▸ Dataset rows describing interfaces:

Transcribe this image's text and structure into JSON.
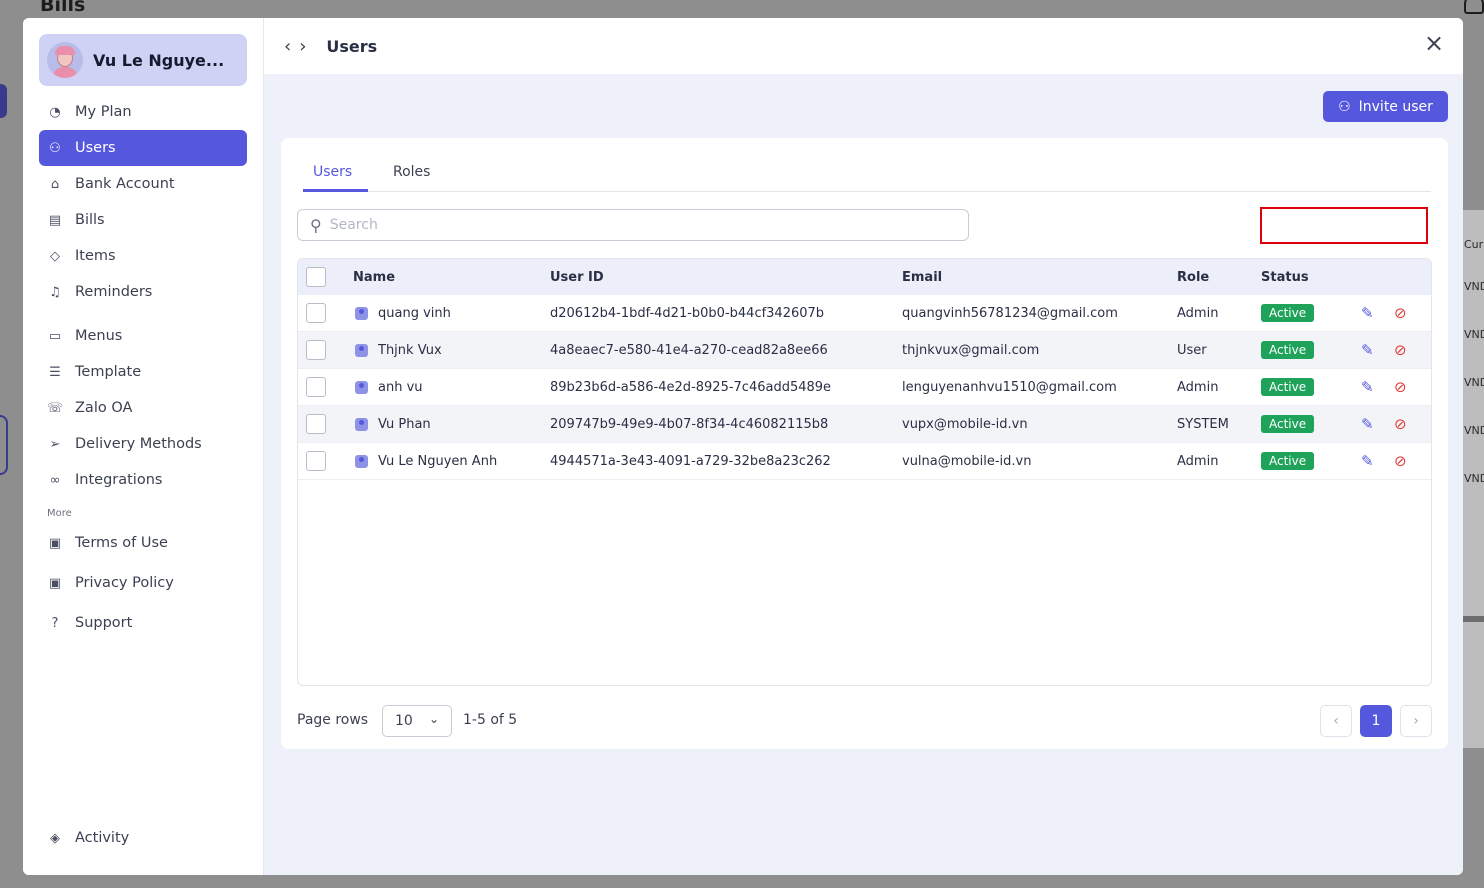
{
  "background": {
    "title": "Bills",
    "right_labels": [
      "Cur",
      "VND",
      "VND",
      "VND",
      "VND",
      "VND"
    ]
  },
  "profile": {
    "name": "Vu Le Nguye..."
  },
  "sidebar": {
    "items": [
      {
        "label": "My Plan",
        "icon": "pie-chart-icon"
      },
      {
        "label": "Users",
        "icon": "users-icon",
        "active": true
      },
      {
        "label": "Bank Account",
        "icon": "bank-icon"
      },
      {
        "label": "Bills",
        "icon": "bill-icon"
      },
      {
        "label": "Items",
        "icon": "box-icon"
      },
      {
        "label": "Reminders",
        "icon": "bell-icon"
      },
      {
        "label": "Menus",
        "icon": "menu-icon"
      },
      {
        "label": "Template",
        "icon": "template-icon"
      },
      {
        "label": "Zalo OA",
        "icon": "chat-icon"
      },
      {
        "label": "Delivery Methods",
        "icon": "send-icon"
      },
      {
        "label": "Integrations",
        "icon": "link-icon"
      }
    ],
    "section_more": "More",
    "more_items": [
      {
        "label": "Terms of Use",
        "icon": "clipboard-icon"
      },
      {
        "label": "Privacy Policy",
        "icon": "clipboard-icon"
      },
      {
        "label": "Support",
        "icon": "help-icon"
      }
    ],
    "bottom_item": {
      "label": "Activity",
      "icon": "layers-icon"
    }
  },
  "header": {
    "title": "Users",
    "back": "‹",
    "forward": "›",
    "close": "×"
  },
  "invite_button": {
    "label": "Invite user"
  },
  "tabs": [
    {
      "label": "Users",
      "active": true
    },
    {
      "label": "Roles"
    }
  ],
  "search": {
    "placeholder": "Search",
    "value": ""
  },
  "table": {
    "columns": [
      "Name",
      "User ID",
      "Email",
      "Role",
      "Status"
    ],
    "rows": [
      {
        "name": "quang vinh",
        "id": "d20612b4-1bdf-4d21-b0b0-b44cf342607b",
        "email": "quangvinh56781234@gmail.com",
        "role": "Admin",
        "status": "Active"
      },
      {
        "name": "Thjnk Vux",
        "id": "4a8eaec7-e580-41e4-a270-cead82a8ee66",
        "email": "thjnkvux@gmail.com",
        "role": "User",
        "status": "Active"
      },
      {
        "name": "anh vu",
        "id": "89b23b6d-a586-4e2d-8925-7c46add5489e",
        "email": "lenguyenanhvu1510@gmail.com",
        "role": "Admin",
        "status": "Active"
      },
      {
        "name": "Vu Phan",
        "id": "209747b9-49e9-4b07-8f34-4c46082115b8",
        "email": "vupx@mobile-id.vn",
        "role": "SYSTEM",
        "status": "Active"
      },
      {
        "name": "Vu Le Nguyen Anh",
        "id": "4944571a-3e43-4091-a729-32be8a23c262",
        "email": "vulna@mobile-id.vn",
        "role": "Admin",
        "status": "Active"
      }
    ]
  },
  "pagination": {
    "label": "Page rows",
    "page_size": "10",
    "range": "1-5 of 5",
    "current_page": "1"
  },
  "colors": {
    "accent": "#5558dd",
    "active_badge": "#1fa25a",
    "block": "#e23b3b",
    "highlight_box": "#e0000b"
  }
}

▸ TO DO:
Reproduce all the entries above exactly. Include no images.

▸ YOUR RESPONSE:
Transcribe this image's text and structure into JSON.
{
  "background": {
    "title": "Bills",
    "right_labels": [
      "Cur",
      "VND",
      "VND",
      "VND",
      "VND",
      "VND"
    ]
  },
  "profile": {
    "name": "Vu Le Nguye..."
  },
  "sidebar": {
    "items": [
      {
        "label": "My Plan",
        "icon": "pie-chart-icon"
      },
      {
        "label": "Users",
        "icon": "users-icon",
        "active": true
      },
      {
        "label": "Bank Account",
        "icon": "bank-icon"
      },
      {
        "label": "Bills",
        "icon": "bill-icon"
      },
      {
        "label": "Items",
        "icon": "box-icon"
      },
      {
        "label": "Reminders",
        "icon": "bell-icon"
      },
      {
        "label": "Menus",
        "icon": "menu-icon"
      },
      {
        "label": "Template",
        "icon": "template-icon"
      },
      {
        "label": "Zalo OA",
        "icon": "chat-icon"
      },
      {
        "label": "Delivery Methods",
        "icon": "send-icon"
      },
      {
        "label": "Integrations",
        "icon": "link-icon"
      }
    ],
    "section_more": "More",
    "more_items": [
      {
        "label": "Terms of Use",
        "icon": "clipboard-icon"
      },
      {
        "label": "Privacy Policy",
        "icon": "clipboard-icon"
      },
      {
        "label": "Support",
        "icon": "help-icon"
      }
    ],
    "bottom_item": {
      "label": "Activity",
      "icon": "layers-icon"
    }
  },
  "header": {
    "title": "Users",
    "back": "‹",
    "forward": "›",
    "close": "×"
  },
  "invite_button": {
    "label": "Invite user"
  },
  "tabs": [
    {
      "label": "Users",
      "active": true
    },
    {
      "label": "Roles"
    }
  ],
  "search": {
    "placeholder": "Search",
    "value": ""
  },
  "table": {
    "columns": [
      "Name",
      "User ID",
      "Email",
      "Role",
      "Status"
    ],
    "rows": [
      {
        "name": "quang vinh",
        "id": "d20612b4-1bdf-4d21-b0b0-b44cf342607b",
        "email": "quangvinh56781234@gmail.com",
        "role": "Admin",
        "status": "Active"
      },
      {
        "name": "Thjnk Vux",
        "id": "4a8eaec7-e580-41e4-a270-cead82a8ee66",
        "email": "thjnkvux@gmail.com",
        "role": "User",
        "status": "Active"
      },
      {
        "name": "anh vu",
        "id": "89b23b6d-a586-4e2d-8925-7c46add5489e",
        "email": "lenguyenanhvu1510@gmail.com",
        "role": "Admin",
        "status": "Active"
      },
      {
        "name": "Vu Phan",
        "id": "209747b9-49e9-4b07-8f34-4c46082115b8",
        "email": "vupx@mobile-id.vn",
        "role": "SYSTEM",
        "status": "Active"
      },
      {
        "name": "Vu Le Nguyen Anh",
        "id": "4944571a-3e43-4091-a729-32be8a23c262",
        "email": "vulna@mobile-id.vn",
        "role": "Admin",
        "status": "Active"
      }
    ]
  },
  "pagination": {
    "label": "Page rows",
    "page_size": "10",
    "range": "1-5 of 5",
    "current_page": "1"
  },
  "colors": {
    "accent": "#5558dd",
    "active_badge": "#1fa25a",
    "block": "#e23b3b",
    "highlight_box": "#e0000b"
  }
}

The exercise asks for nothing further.